In this way, too, the korban Pesach has been replaced by the mitzvah of matzah. Thus, whereas in the Torah the mitzvot of the night centered on the korban Pesach, for us the mitzvot of the night—and in particular the other mitzvah d’oraitta of sippur yitziyat mitzrayim, the telling of the story of the Exodus—center around the matzah. Take the statement of Rabban Gamliel in the Mishna (Pesachim 116b) that one who does not say “Pesach, matzah, and marror,” that is, one who does not connect the story to the mitzvot of Pesach, matzah, and marror, does not fulfill his or her obligation. This puts all the mitzvot on equal footing and implicitly highlights the korban Pesach, to which matzah and marror are attached. However, when we say this and explain the significance of these foods today, we do not lift up or even point to the shank bone lest one suspect we are bringing sacrifices outside the Temple (Pesachim 116b). The focus of the Hagaddah and the mitzvah of sippur yitziyat mitzrayim, then, naturally shifts to the mitzvah of matzah.

The Hagaddah’s connection to, and even dependency on, the mitzvah of matzah is expressed halakhically as well. The Gemara (Pesachim 116b) states that the mitzvah of sippur yitziyat mitzrayim is dependent on the mitzvah of matzah. If matzah is Biblical, so is the mitzvah of sippur yitziyat mitzrayim. And if matzah is rabbinic, then there is only a rabbinic mitzvah to say the Hagaddah. This is learned from the verse, “because of this,” “ba’avor zeh.” “‘This,’” says Rava, “means because of matzah and marror.” Any mention of the korban Pesach is notably absent. The mitzvah of the Hagaddah survives because we have connected it to the mitzvah of matzah rather than the mitzvah of the korban Pesach, or in other words, because matzah has taken the place of the korban Pesach. This is made clear in the passage in the Hagaddah (from the Mekhilta):

Perhaps from Rosh Chodesh? The verse teaches, “on that day” (Shemot 13:8). If “on that day,” perhaps from the day before? The verse teaches, “because of this.” “Because of this,” refers only to a time when matzah and marror are present before you.

Why might this mitzvah have begun “the day before”? Because it was the day of the bringing of the korban Pesach. And, indeed, one of the passages of the mitzvah of sippur yitziyat mitzrayim is explicitly connected to the bringing of the korban Pesach (Shemot 12:25–27). Nevertheless, we learn from this verse that the mitzvah of the Hagaddah is linked to the matzah and, thus, is still applicable today. Matzah is the focus, not the korban Pesach.

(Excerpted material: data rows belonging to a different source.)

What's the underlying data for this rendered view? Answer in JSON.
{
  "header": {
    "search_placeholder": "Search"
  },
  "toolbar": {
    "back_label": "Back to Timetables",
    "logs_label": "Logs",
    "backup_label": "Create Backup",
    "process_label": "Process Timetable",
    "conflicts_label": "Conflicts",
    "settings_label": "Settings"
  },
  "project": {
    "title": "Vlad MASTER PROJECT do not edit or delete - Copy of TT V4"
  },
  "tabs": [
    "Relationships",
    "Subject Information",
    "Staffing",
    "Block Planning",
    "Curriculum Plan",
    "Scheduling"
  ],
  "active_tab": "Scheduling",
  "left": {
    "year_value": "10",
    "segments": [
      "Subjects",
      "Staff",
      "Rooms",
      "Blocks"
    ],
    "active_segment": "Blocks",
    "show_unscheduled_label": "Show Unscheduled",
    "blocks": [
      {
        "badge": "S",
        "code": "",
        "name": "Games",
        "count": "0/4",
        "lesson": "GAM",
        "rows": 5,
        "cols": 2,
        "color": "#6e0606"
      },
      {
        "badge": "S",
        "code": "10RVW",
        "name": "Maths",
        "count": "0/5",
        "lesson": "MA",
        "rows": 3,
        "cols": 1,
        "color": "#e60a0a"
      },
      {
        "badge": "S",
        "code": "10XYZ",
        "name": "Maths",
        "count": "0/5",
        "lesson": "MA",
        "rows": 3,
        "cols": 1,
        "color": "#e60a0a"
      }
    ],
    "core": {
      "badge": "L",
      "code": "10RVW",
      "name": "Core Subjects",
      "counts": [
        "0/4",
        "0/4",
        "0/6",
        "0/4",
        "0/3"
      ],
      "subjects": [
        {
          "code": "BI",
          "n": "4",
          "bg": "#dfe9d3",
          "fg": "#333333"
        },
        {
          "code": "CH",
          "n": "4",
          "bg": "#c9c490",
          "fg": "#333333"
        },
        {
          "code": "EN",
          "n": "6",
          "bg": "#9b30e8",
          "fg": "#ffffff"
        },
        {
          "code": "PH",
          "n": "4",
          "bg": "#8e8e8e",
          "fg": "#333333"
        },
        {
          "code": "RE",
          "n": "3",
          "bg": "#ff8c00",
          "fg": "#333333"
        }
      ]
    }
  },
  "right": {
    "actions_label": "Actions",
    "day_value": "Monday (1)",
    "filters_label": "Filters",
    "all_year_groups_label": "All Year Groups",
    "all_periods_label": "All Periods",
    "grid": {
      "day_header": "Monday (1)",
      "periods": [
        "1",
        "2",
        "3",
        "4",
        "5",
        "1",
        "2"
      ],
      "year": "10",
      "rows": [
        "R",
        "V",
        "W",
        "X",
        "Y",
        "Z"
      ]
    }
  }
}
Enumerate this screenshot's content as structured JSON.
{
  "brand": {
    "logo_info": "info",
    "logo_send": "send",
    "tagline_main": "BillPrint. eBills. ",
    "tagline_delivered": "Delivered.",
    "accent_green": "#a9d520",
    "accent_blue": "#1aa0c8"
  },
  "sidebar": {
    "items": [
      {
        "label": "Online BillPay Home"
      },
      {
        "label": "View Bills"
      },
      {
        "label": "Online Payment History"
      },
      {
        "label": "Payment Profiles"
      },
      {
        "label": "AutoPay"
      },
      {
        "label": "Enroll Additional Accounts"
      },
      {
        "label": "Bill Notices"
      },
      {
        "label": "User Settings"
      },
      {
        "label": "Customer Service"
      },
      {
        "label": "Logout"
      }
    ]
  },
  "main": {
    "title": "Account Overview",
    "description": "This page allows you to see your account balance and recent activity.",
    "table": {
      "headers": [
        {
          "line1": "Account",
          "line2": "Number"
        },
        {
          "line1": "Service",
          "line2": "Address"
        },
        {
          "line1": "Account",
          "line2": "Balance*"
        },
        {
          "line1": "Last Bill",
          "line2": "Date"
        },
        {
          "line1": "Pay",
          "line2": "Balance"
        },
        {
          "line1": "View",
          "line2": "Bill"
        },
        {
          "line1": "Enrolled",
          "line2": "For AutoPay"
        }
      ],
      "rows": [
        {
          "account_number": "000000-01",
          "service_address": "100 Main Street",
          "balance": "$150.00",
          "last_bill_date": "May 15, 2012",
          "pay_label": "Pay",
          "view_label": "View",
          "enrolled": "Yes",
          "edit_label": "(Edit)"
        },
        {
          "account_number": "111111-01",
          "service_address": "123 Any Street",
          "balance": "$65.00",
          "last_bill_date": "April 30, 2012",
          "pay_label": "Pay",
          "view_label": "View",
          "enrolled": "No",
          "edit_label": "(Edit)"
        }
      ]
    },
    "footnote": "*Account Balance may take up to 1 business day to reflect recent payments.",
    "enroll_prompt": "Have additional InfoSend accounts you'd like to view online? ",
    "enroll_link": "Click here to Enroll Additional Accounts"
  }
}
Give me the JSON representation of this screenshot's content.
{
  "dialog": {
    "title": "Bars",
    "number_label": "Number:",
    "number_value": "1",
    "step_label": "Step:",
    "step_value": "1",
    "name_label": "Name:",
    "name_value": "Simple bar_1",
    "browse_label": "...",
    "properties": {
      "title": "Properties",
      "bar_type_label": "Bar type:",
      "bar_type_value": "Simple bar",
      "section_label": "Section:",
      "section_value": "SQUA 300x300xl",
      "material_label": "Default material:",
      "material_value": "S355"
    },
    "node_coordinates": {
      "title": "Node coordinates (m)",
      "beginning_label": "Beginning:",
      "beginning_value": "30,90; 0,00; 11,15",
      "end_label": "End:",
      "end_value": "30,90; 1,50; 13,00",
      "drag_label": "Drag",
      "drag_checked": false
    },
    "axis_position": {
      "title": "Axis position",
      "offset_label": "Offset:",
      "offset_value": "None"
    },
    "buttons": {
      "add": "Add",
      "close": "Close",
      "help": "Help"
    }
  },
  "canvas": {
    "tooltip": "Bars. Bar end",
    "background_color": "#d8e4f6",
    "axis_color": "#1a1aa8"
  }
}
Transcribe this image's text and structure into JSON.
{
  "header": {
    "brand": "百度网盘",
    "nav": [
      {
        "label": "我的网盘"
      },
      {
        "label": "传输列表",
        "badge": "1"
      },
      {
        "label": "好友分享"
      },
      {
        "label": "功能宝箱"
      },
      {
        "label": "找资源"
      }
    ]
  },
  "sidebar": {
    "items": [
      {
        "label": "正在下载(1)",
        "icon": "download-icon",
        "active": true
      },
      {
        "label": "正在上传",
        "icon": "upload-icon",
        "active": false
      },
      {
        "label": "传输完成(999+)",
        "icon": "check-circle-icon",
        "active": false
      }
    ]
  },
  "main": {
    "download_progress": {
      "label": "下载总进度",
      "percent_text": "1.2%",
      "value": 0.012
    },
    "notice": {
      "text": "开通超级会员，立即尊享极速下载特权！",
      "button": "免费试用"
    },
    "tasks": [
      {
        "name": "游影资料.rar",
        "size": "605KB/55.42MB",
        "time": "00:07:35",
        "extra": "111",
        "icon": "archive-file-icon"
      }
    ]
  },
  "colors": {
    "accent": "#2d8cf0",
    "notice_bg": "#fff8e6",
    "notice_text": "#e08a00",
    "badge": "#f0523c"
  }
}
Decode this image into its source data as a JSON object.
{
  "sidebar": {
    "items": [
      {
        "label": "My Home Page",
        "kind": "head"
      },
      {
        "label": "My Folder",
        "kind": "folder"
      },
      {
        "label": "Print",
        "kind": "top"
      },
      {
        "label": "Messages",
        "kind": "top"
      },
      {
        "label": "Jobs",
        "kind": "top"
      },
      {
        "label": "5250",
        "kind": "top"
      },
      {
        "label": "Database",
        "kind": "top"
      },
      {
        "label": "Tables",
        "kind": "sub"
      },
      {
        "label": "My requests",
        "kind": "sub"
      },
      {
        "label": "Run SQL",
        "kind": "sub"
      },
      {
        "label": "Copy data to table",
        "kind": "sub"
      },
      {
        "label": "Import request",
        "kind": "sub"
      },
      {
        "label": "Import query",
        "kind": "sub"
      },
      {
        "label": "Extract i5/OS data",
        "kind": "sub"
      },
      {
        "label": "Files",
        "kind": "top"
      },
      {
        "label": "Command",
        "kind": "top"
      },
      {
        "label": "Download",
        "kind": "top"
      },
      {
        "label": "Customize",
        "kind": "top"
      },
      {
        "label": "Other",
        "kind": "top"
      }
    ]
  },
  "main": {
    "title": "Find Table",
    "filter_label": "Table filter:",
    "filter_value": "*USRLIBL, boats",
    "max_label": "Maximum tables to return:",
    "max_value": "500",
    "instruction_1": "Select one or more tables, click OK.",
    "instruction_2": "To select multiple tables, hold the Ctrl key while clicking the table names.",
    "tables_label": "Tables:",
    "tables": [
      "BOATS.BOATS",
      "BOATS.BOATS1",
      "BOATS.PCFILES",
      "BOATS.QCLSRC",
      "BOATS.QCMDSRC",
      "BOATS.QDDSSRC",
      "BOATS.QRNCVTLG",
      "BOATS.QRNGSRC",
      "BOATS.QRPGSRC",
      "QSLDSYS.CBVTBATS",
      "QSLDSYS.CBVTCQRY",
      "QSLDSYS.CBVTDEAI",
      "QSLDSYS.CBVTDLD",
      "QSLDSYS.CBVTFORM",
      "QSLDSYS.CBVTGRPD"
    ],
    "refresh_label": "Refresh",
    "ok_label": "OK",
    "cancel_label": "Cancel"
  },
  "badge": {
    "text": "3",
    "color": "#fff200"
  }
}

This focus on matzah and the connection of the Hagaddah to it is made complete by the statement of Shmuel:

Shmuel said: “‘Bread of affliction’” (Devarim 15:3), bread that one says many things over.” We taught similarly: “‘Bread of affliction,’ bread that one says many things over.” Another interpretation: “‘Bread of affliction’; it is written, ‘Poor person,’ what is the manner of a poor person? With a broken piece. Here, too, with a broken piece” (Pesachim 115b).

The matzah is the bread that we say many things over; it is the focal point of the Hagaddah. It is for this reason that we begin the Hagaddah with “ha lachma anya,” “this is the bread of affliction,” this is the bread over which the Hagaddah will be said. [Notice, too, the end of that passage: “yasei vi’yifasch,” “let him come and eat/celebrate the Pesach,” implicitly identifies the matzah with the korban Pesach.] And thus, at yachatz, we break the matzah right before magid, so this bread over which we say the Hagaddah will also be lechem ani, a poor person’s bread, a broken piece of bread.

In the absence of the korban Pesach, the mitzvah of matzah moved to the forefront. It was understood to be independent, and it took the place of the korban Pesach as the centerpiece of the Seder. The entire Hagaddah now revolves around the matzah, the lechem oni/lechem ani. In the absence of the korban Pesach, rather than shifting our attention to the seven days of Chag haMatzot, we have continued to focus our attention on the Seder night, and Chag haMatzot has been transformed into Chag haPesach.

Chag Kasher V’Sameach!